Geoscientists with a wide range of expertise, and from across Europe recently met in Heraklion, Crete (2 - 4 Mar. 2016). CEED research associate Dr Adriano Mazzini was among them. The scientists discussed future collaborations to understand how fluids circulating in large fractures within the Earth's crust controls how faults move - through slow creeping processes or by sudden rupturing and earthquakes. The meeting was organized in the framework of 'FLOWS', a European research network funded through the Cooperation of Science and Technology (COST) program.
In August 2015, a group of researchers from the CEED Earth Crisis group went to Kamchatka to collect samples from the recent eruption of the volcano Tolbachik. An interesting finding was the presence of salt deposits, which can provide key information on the composition and chemistry of salts and metals in the volatile phase.
This year 15 students participated in the Masters-level course “A Changing Arctic” which blends social, legal, geopolitical and natural science topics. The students brought a diverse range of backgrounds including law, industry, chemistry, politics, oceanography, geophysics and societal studies, and came from several European nations as well as Russia, Mexico and China. In addition to lectures by UiO staff, several guest lecturers were invited from industry and research institutions around Norway, plus Alaska and Copenhagen.
My interest in the deep, cold far North might seem an interesting arena of study for an Aussie but such is the international domain of geosciences – research takes you places, and not just for interesting conferences!

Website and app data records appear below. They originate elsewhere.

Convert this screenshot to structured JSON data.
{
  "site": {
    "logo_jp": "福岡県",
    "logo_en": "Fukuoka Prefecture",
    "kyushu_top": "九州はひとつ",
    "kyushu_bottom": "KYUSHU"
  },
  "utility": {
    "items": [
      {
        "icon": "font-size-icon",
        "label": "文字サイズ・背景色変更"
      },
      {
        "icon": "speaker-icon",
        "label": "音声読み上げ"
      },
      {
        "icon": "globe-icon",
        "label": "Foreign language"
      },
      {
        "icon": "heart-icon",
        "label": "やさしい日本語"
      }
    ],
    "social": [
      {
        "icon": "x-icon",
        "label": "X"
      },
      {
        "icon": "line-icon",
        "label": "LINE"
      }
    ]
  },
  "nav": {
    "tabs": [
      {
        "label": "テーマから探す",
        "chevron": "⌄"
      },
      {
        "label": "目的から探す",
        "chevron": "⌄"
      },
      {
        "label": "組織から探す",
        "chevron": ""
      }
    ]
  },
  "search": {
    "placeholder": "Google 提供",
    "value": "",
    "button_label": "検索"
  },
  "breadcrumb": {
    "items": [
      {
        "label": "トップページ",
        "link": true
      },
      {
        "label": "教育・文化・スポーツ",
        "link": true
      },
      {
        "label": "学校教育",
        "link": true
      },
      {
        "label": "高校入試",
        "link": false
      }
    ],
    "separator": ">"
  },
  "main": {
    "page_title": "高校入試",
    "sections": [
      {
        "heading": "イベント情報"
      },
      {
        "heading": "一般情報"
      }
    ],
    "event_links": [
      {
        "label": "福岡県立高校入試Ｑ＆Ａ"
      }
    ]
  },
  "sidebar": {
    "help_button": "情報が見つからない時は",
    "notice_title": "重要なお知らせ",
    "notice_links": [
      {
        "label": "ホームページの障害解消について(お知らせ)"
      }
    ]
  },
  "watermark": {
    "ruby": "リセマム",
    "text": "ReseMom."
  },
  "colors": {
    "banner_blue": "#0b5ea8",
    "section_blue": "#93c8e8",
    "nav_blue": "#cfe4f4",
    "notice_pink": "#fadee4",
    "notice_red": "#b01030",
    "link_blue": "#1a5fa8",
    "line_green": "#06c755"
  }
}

Viewing the daily frames obtained by the NASA MESSENGER (MErcury Surface, Space ENvironment, Geochemistry, and Ranging) mission, we can enjoy an amazing flight over the surface of the planet Mercury. We know that surprises are hidden among the images
The Rosetta mission was approved in 1993, and was successfully launched in 2004 to fly to comet 67P/Churyumov-Gerasimenko. Finally, we have reached the target.
Starting my masters in geophysics, and then choosing a thesis focusing on numerical models of mantle convection at CEED, I did not think I would get to travel. I was then excited when my supervisor suggested that I should go to the GeoMod2014 conference held in Potsdam in the start of September. Being both excited and a bit nervous at the same time, the owner was probably not that ready.
Have you heard of the mantle rocks hanging out on the Norwegian mountains? It seems not many people have, which is strange because they’ve been there for at least the last Eon or so. This is the tale of my field work looking at these rocks over the last summer. These mantle rocks have hidden themselves well amongst a thin unit of mixed metamorphosed oceanic sediments called a Melange. The melange unit is trapped structurally below the Middle Allochthon crystalline nappes. It is thin but stretches all the way from the Bergen arcs and about 400km north-eastwards to Røros (and beyond?).